See the students' section for instructions for this activity.

You can download a high resolution version of the map here.

 

Curriculum Links 

Geography:

Locational knowledge

 

Place knowledge

 

Human and physical geography

 

Geographical skills and fieldwork

History

A study of an aspect or theme in British history that extends pupils' chronological knowledge beyond 1066

 

Scottish Curriculum Links

 

Literacy and English 

LIT 2-14a

Reading - Finding and using information.

 

LIT 2-16a

Reading - Understanding, analysing and evaluating.

Social Studies

 

SOC 2-01a

People, past events and societies. 

Using primary and secondary sources selectively to research events in the past.

 

SOC 2-04a

People, past events and societies. 

Comparing and contrasting a society in the past with my own and contributing to a discussion on the similarities and differences.

 

SOC 2-06a

People, past events and societies. 

Discussing why people and events from a particular time in the past were important, placing them within a historical sequence.

 

SOC 2-14a

People, place and environment. 

We all know what the world looks like: we have maps and atlases which show us the shape of countries, rivers and oceans in amazing detail.  Satellites, taking pictures from space, allow us to know shape of the land, the height of mountains and even the depth of the oceans.

But 300 years ago there were vast parts of the world that people in Europe didn't know about.

old map

Have a look at this map, made in 1761. 

You can download a high resolution version of the map here.

First have a look at where the North and South Poles are. 

Can you see how different it is from the world we know today? 

Find a modern map of the world and compare the shapes of the countries. 

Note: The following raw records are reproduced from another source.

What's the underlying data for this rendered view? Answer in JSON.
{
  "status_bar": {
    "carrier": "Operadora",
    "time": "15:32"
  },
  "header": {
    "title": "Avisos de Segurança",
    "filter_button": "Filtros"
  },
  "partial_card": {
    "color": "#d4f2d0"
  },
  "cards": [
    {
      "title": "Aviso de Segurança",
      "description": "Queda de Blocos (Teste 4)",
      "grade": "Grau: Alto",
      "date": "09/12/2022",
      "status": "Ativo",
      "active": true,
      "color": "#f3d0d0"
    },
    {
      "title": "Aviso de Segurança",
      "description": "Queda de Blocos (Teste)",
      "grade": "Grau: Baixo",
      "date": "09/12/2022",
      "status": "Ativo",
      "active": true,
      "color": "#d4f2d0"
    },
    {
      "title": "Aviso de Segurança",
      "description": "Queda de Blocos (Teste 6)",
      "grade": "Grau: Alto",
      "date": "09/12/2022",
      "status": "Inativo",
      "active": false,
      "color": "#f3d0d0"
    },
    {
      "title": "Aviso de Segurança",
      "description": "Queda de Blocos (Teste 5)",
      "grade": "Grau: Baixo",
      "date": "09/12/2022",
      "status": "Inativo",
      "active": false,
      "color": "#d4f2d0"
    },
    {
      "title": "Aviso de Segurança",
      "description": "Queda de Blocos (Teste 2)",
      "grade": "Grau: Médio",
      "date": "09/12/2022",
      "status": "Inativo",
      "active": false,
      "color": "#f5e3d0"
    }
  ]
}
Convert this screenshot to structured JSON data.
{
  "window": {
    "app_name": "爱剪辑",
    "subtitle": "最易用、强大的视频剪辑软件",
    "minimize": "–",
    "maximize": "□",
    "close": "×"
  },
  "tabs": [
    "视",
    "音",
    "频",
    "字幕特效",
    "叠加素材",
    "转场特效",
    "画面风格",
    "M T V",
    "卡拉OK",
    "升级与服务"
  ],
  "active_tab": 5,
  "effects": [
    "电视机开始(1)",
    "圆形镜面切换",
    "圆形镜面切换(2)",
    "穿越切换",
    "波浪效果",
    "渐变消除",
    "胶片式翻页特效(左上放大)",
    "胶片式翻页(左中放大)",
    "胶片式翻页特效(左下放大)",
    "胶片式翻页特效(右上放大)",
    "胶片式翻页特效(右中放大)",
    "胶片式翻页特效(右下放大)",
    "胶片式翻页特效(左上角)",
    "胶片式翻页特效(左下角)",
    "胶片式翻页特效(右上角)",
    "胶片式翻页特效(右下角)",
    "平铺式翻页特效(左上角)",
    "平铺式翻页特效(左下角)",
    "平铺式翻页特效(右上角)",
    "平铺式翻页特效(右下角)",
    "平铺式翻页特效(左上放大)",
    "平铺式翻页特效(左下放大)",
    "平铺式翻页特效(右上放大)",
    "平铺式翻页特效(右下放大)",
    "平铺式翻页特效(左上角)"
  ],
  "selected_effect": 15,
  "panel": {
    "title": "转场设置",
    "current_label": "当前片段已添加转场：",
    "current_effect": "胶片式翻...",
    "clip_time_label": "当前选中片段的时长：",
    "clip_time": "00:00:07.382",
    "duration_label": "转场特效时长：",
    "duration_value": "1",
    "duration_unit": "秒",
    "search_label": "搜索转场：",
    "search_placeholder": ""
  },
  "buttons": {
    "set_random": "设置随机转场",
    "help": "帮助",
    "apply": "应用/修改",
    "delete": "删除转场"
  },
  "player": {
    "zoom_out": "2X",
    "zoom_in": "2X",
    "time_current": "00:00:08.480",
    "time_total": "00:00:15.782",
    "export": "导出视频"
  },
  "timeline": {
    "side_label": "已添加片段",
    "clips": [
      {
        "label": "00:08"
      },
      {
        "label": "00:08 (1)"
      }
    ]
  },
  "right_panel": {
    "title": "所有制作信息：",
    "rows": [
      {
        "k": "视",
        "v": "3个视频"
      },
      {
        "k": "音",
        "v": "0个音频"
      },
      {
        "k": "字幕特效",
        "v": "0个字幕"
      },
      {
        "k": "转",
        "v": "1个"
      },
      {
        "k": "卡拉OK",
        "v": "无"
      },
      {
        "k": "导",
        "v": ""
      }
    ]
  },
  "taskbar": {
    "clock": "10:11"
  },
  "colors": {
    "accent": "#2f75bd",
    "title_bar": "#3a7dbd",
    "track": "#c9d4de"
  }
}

Can you work out which parts of the world had not been explored as much?

 

Exploring was dangerous, but there were many rewards.  Explorers were looking for gold, silver, jewels and spices, and they took to the seas because it was often safer than travelling by land.  In the 15th and 16th centuries much of the world had been 'discovered'.  Of course, people were already living in these 'new' countries, there were Aborigines in Australia, Maoris in New Zealand and the Incas in South America, and the explorers often brought diseases and they fought over the land.